_What the task requires_: Check each line of the listing, and copy it if it contains the word "content".

==== Entries supplied ====

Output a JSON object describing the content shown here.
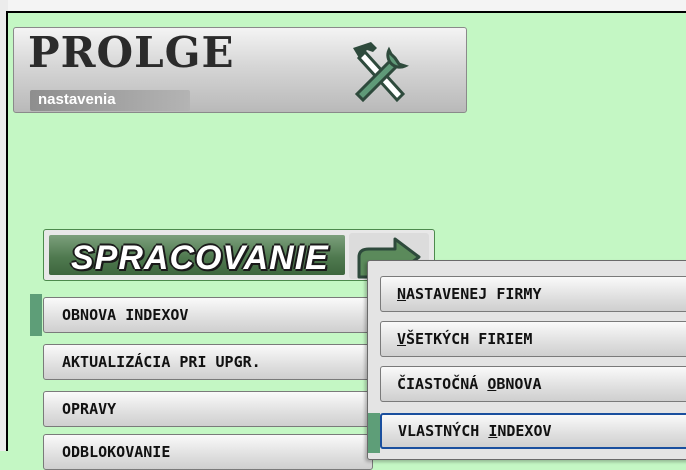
{
  "logo": {
    "title": "PROLGE",
    "subtitle": "nastavenia",
    "icon": "tools-icon"
  },
  "section": {
    "title": "SPRACOVANIE",
    "icon": "arrow-turn-right-icon"
  },
  "menu": {
    "items": [
      {
        "label": "OBNOVA INDEXOV"
      },
      {
        "label": "AKTUALIZÁCIA PRI UPGR."
      },
      {
        "label": "OPRAVY"
      },
      {
        "label": "ODBLOKOVANIE"
      }
    ]
  },
  "submenu": {
    "items": [
      {
        "hotkey": "N",
        "rest": "ASTAVENEJ FIRMY"
      },
      {
        "hotkey": "V",
        "rest": "ŠETKÝCH FIRIEM"
      },
      {
        "prefix": "ČIASTOČNÁ ",
        "hotkey": "O",
        "rest": "BNOVA"
      },
      {
        "prefix": "VLASTNÝCH ",
        "hotkey": "I",
        "rest": "NDEXOV"
      }
    ]
  },
  "colors": {
    "background": "#c4f7c4",
    "accent": "#5e9e78",
    "focus_border": "#1a4f9e"
  }
}
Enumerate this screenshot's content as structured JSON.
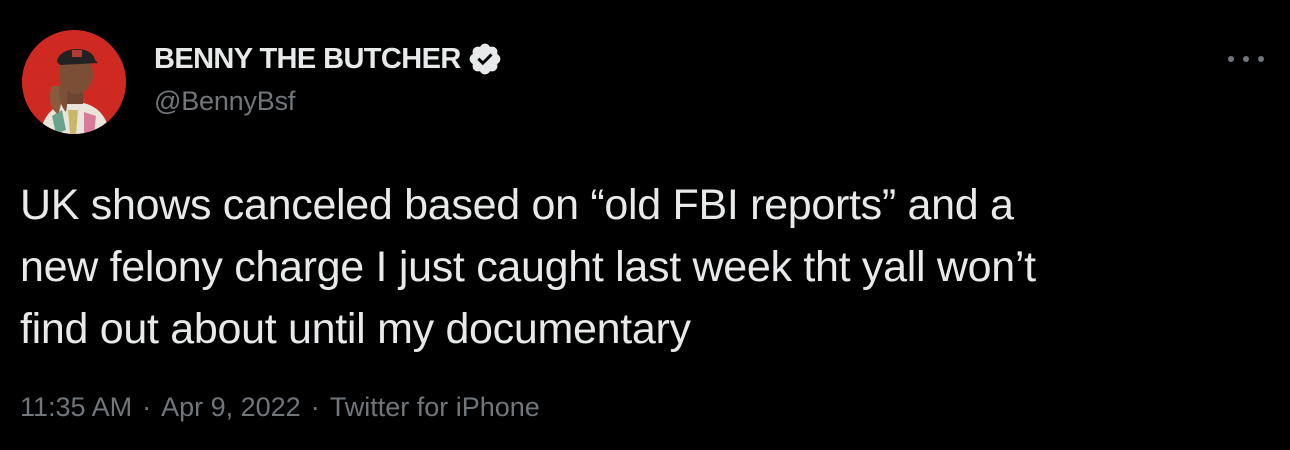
{
  "user": {
    "display_name": "BENNY THE BUTCHER",
    "handle": "@BennyBsf",
    "verified": true
  },
  "tweet": {
    "text": "UK shows canceled based on “old FBI reports” and a\nnew felony charge I just caught last week tht yall won’t\nfind out about until my documentary"
  },
  "meta": {
    "time": "11:35 AM",
    "date": "Apr 9, 2022",
    "source": "Twitter for iPhone",
    "separator": "·"
  },
  "icons": {
    "more": "more-horizontal-icon",
    "verified": "verified-badge-icon"
  },
  "colors": {
    "background": "#000000",
    "primary_text": "#e7e9ea",
    "secondary_text": "#71767b",
    "avatar_bg": "#d12a22"
  }
}
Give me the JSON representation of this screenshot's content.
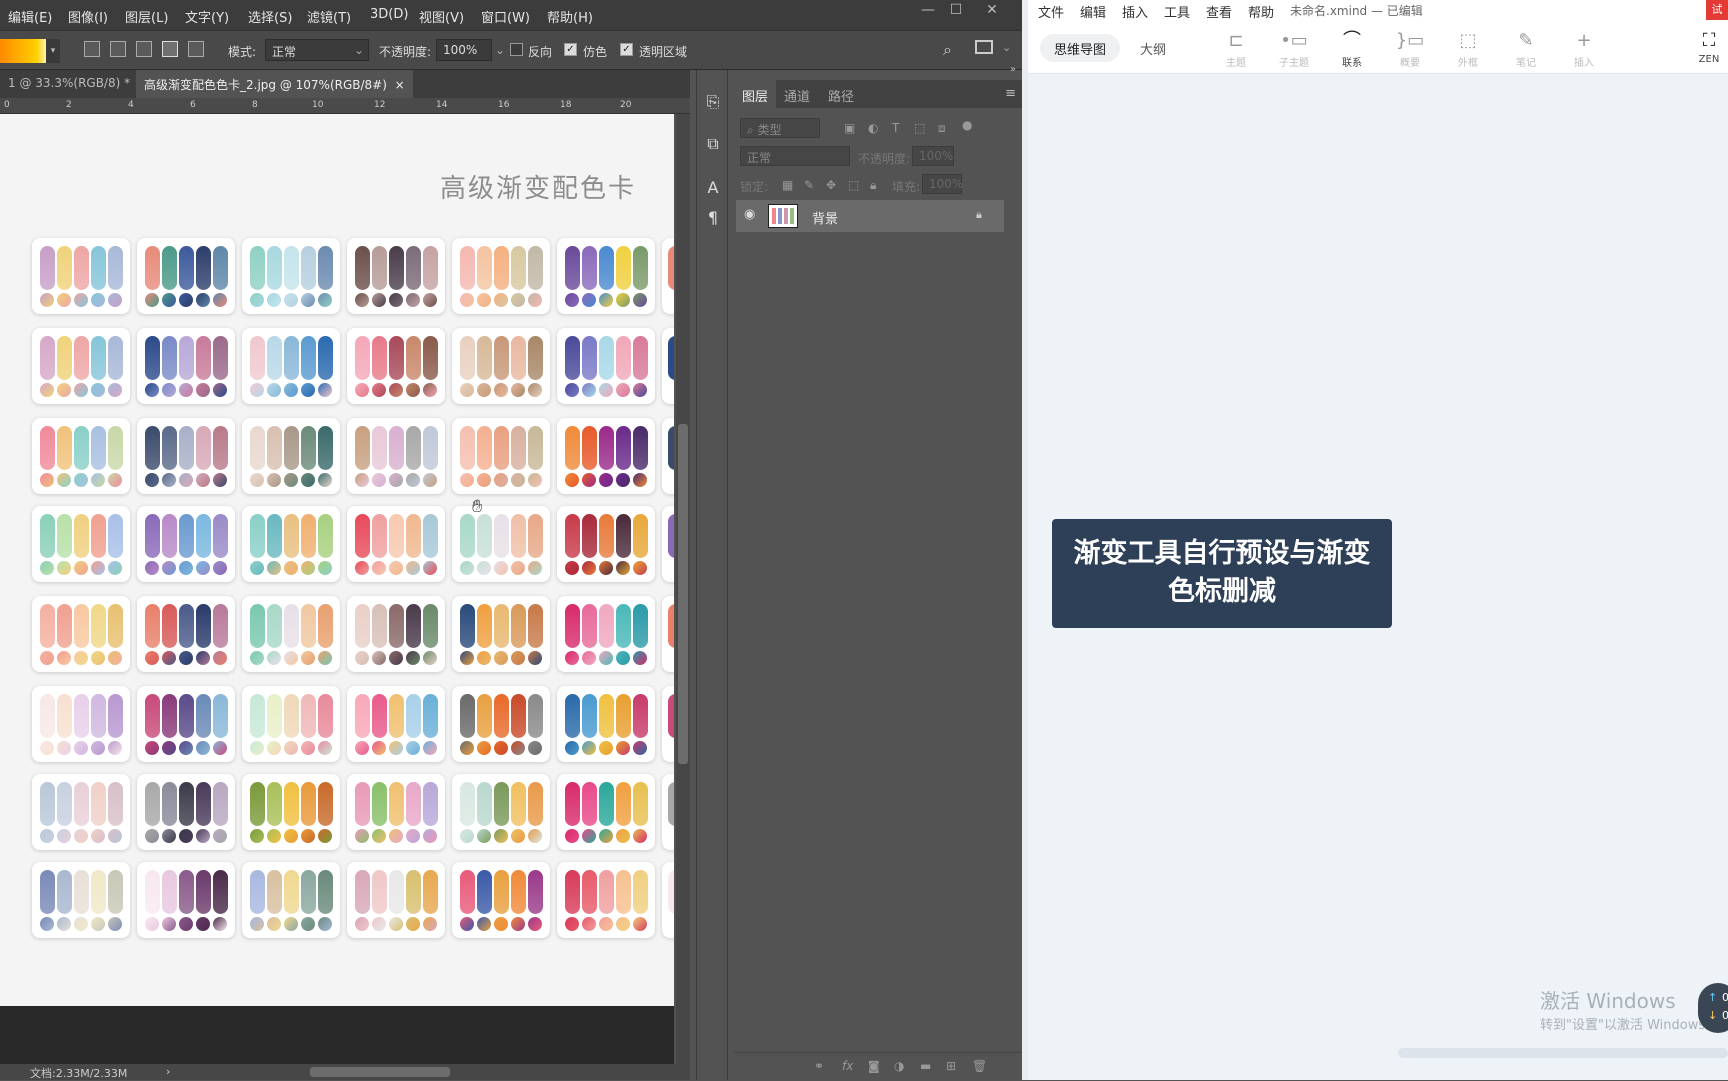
{
  "ps": {
    "menu": [
      "编辑(E)",
      "图像(I)",
      "图层(L)",
      "文字(Y)",
      "选择(S)",
      "滤镜(T)",
      "3D(D)",
      "视图(V)",
      "窗口(W)",
      "帮助(H)"
    ],
    "options": {
      "mode_label": "模式:",
      "mode_value": "正常",
      "opacity_label": "不透明度:",
      "opacity_value": "100%",
      "reverse_label": "反向",
      "dither_label": "仿色",
      "transparency_label": "透明区域",
      "reverse_checked": false,
      "dither_checked": true,
      "transparency_checked": true
    },
    "tabs": {
      "tab1": "1 @ 33.3%(RGB/8) *",
      "tab2": "高级渐变配色色卡_2.jpg @ 107%(RGB/8#)"
    },
    "ruler_ticks": [
      "0",
      "2",
      "4",
      "6",
      "8",
      "10",
      "12",
      "14",
      "16",
      "18",
      "20"
    ],
    "canvas_title": "高级渐变配色卡",
    "status": "文档:2.33M/2.33M",
    "layers_panel": {
      "tabs": [
        "图层",
        "通道",
        "路径"
      ],
      "search_placeholder": "类型",
      "blend_mode": "正常",
      "opacity_label": "不透明度:",
      "opacity_value": "100%",
      "lock_label": "锁定:",
      "fill_label": "填充:",
      "fill_value": "100%",
      "layer_name": "背景"
    }
  },
  "xmind": {
    "menu": [
      "文件",
      "编辑",
      "插入",
      "工具",
      "查看",
      "帮助"
    ],
    "title": "未命名.xmind — 已编辑",
    "view_tabs": [
      "思维导图",
      "大纲"
    ],
    "toolbar": [
      "主题",
      "子主题",
      "联系",
      "概要",
      "外框",
      "笔记",
      "插入"
    ],
    "zen_label": "ZEN",
    "node_text": "渐变工具自行预设与渐变色标删减",
    "watermark_title": "激活 Windows",
    "watermark_sub": "转到\"设置\"以激活 Windows。",
    "badge_values": [
      "0",
      "0"
    ]
  },
  "colors": {
    "ps_bg": "#535353",
    "node_bg": "#2e3f58",
    "mindmap_bg": "#eef3f8"
  },
  "palettes": [
    [
      "#c79fc8",
      "#f0d27a",
      "#eea6a6",
      "#86c5da",
      "#a8b8d8"
    ],
    [
      "#e88a7a",
      "#4c9a8a",
      "#3c5a9c",
      "#2c3e6c",
      "#5f87a8"
    ],
    [
      "#8fd0c4",
      "#a8d8e0",
      "#c4e4ec",
      "#b6cfe0",
      "#6b8bb0"
    ],
    [
      "#6b4f4a",
      "#b79c98",
      "#4a3d4a",
      "#7a6b78",
      "#c6a2a2"
    ],
    [
      "#f4b8b0",
      "#f4c4a0",
      "#f4b080",
      "#d8c8a0",
      "#c2b8a8"
    ],
    [
      "#6a4a9a",
      "#8a6aba",
      "#4a8ad0",
      "#f0d040",
      "#7a9a6a"
    ],
    [
      "#d6a8c8",
      "#f0d27a",
      "#eea6a6",
      "#86c5da",
      "#a8b8d8"
    ],
    [
      "#2c4a8a",
      "#7a8ac8",
      "#b8a8d8",
      "#c87a9a",
      "#9a6a8a"
    ],
    [
      "#f0c8d0",
      "#b8d8e8",
      "#8ab8d8",
      "#5a9ad0",
      "#2a6ab0"
    ],
    [
      "#f4a8b8",
      "#e87a8a",
      "#a84a5a",
      "#c8886a",
      "#8a5a4a"
    ],
    [
      "#e8d0c0",
      "#d8b898",
      "#c89878",
      "#e8b8a0",
      "#a88868"
    ],
    [
      "#4a4a9a",
      "#7a7ac8",
      "#a8d8e8",
      "#f0a8b8",
      "#d87a9a"
    ],
    [
      "#f08a9a",
      "#f0c27a",
      "#8ad0c8",
      "#a8c0e0",
      "#c8d8a8"
    ],
    [
      "#3a4a6a",
      "#5a6a8a",
      "#a8b0c8",
      "#d8a8b8",
      "#b87a8a"
    ],
    [
      "#e8d8d0",
      "#d8c0b0",
      "#a89888",
      "#6a8a7a",
      "#3a6a6a"
    ],
    [
      "#c8a080",
      "#e8c8d8",
      "#d8b0d0",
      "#a8a8a8",
      "#c0c8d8"
    ],
    [
      "#f4c0b0",
      "#f4b090",
      "#e8a080",
      "#d8b0a0",
      "#c8b898"
    ],
    [
      "#f08a3a",
      "#e85a2a",
      "#9a2a8a",
      "#6a2a8a",
      "#4a2a6a"
    ],
    [
      "#8ad0b8",
      "#b8e0a8",
      "#f0d080",
      "#f0a090",
      "#a8c0e8"
    ],
    [
      "#8a6ab8",
      "#b88ac8",
      "#6a9ad0",
      "#7ab8e0",
      "#9a8ac8"
    ],
    [
      "#8ad0c8",
      "#6ab8c0",
      "#e8c080",
      "#f0b070",
      "#a8d080"
    ],
    [
      "#e84a5a",
      "#f0a0a0",
      "#f8c8b0",
      "#f0b890",
      "#a8c8d8"
    ],
    [
      "#a8d8c8",
      "#c8e0d8",
      "#e8e0e8",
      "#f0c0a8",
      "#e8a888"
    ],
    [
      "#c83a4a",
      "#a82a3a",
      "#e87a3a",
      "#4a2a3a",
      "#e8a83a"
    ],
    [
      "#f4b0a0",
      "#f0a090",
      "#f8c8a0",
      "#f0d888",
      "#e8c070"
    ],
    [
      "#e8806a",
      "#d85a5a",
      "#4a5a8a",
      "#2a3a6a",
      "#b87a9a"
    ],
    [
      "#7ac8b0",
      "#a8d8c8",
      "#e8e0e8",
      "#f0c8a0",
      "#e8a070"
    ],
    [
      "#e8d0c8",
      "#d8c0b8",
      "#8a6a6a",
      "#4a3a4a",
      "#6a8a6a"
    ],
    [
      "#2a4a7a",
      "#f0a040",
      "#e8b870",
      "#d89a5a",
      "#c87a4a"
    ],
    [
      "#d82a6a",
      "#e86a9a",
      "#f0a8c0",
      "#4ab8b8",
      "#2a9aa8"
    ],
    [
      "#f8e8e8",
      "#f8e0d0",
      "#e8d0e8",
      "#d0b8e0",
      "#b898d0"
    ],
    [
      "#c84a7a",
      "#8a3a7a",
      "#5a4a8a",
      "#6a8ab8",
      "#8ab8d8"
    ],
    [
      "#c8e8d8",
      "#e8f0c8",
      "#f0d8b8",
      "#f0b8b8",
      "#e88a9a"
    ],
    [
      "#f8a8b8",
      "#e85a8a",
      "#f0c070",
      "#a8d0e8",
      "#6ab0d8"
    ],
    [
      "#6a6a6a",
      "#e8a040",
      "#e86a2a",
      "#c84a2a",
      "#8a8a8a"
    ],
    [
      "#2a6aa8",
      "#4a9ad0",
      "#f0c040",
      "#e8a030",
      "#c83a6a"
    ],
    [
      "#b8c8d8",
      "#c8d0e0",
      "#e8d0d8",
      "#f0d0c8",
      "#d8c0c8"
    ],
    [
      "#a8a8a8",
      "#8a8a9a",
      "#3a3a4a",
      "#4a3a5a",
      "#b8a8c0"
    ],
    [
      "#7a9a3a",
      "#a8c05a",
      "#f0c040",
      "#e89a3a",
      "#c86a2a"
    ],
    [
      "#e89ab8",
      "#8ac06a",
      "#f0c070",
      "#e8a8c8",
      "#b8a8d8"
    ],
    [
      "#d8e8e0",
      "#b8d8d0",
      "#7a9a5a",
      "#f0c060",
      "#e89a4a"
    ],
    [
      "#d82a6a",
      "#e84a8a",
      "#2aa89a",
      "#f0a040",
      "#e8c050"
    ],
    [
      "#7a8ab8",
      "#a8b8d0",
      "#e8e0d8",
      "#f0e8c8",
      "#c8c8b8"
    ],
    [
      "#f8e8f0",
      "#e8c8e0",
      "#8a5a8a",
      "#6a3a6a",
      "#4a2a4a"
    ],
    [
      "#a8b8e0",
      "#d8c0a0",
      "#f0d890",
      "#8aa8a0",
      "#6a8a7a"
    ],
    [
      "#d8a8b8",
      "#f0c8c8",
      "#e8e8e8",
      "#d8c070",
      "#e8a850"
    ],
    [
      "#e85a7a",
      "#3a5aa8",
      "#e8a040",
      "#f08a3a",
      "#9a3a8a"
    ],
    [
      "#d83a5a",
      "#e85a6a",
      "#f0a0a0",
      "#f8c090",
      "#f0d080"
    ]
  ]
}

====

_Solved problem_:
Output a JSON object describing the content shown here.
Enumerate this screenshot's content as structured JSON.
Give me the JSON representation of this screenshot's content.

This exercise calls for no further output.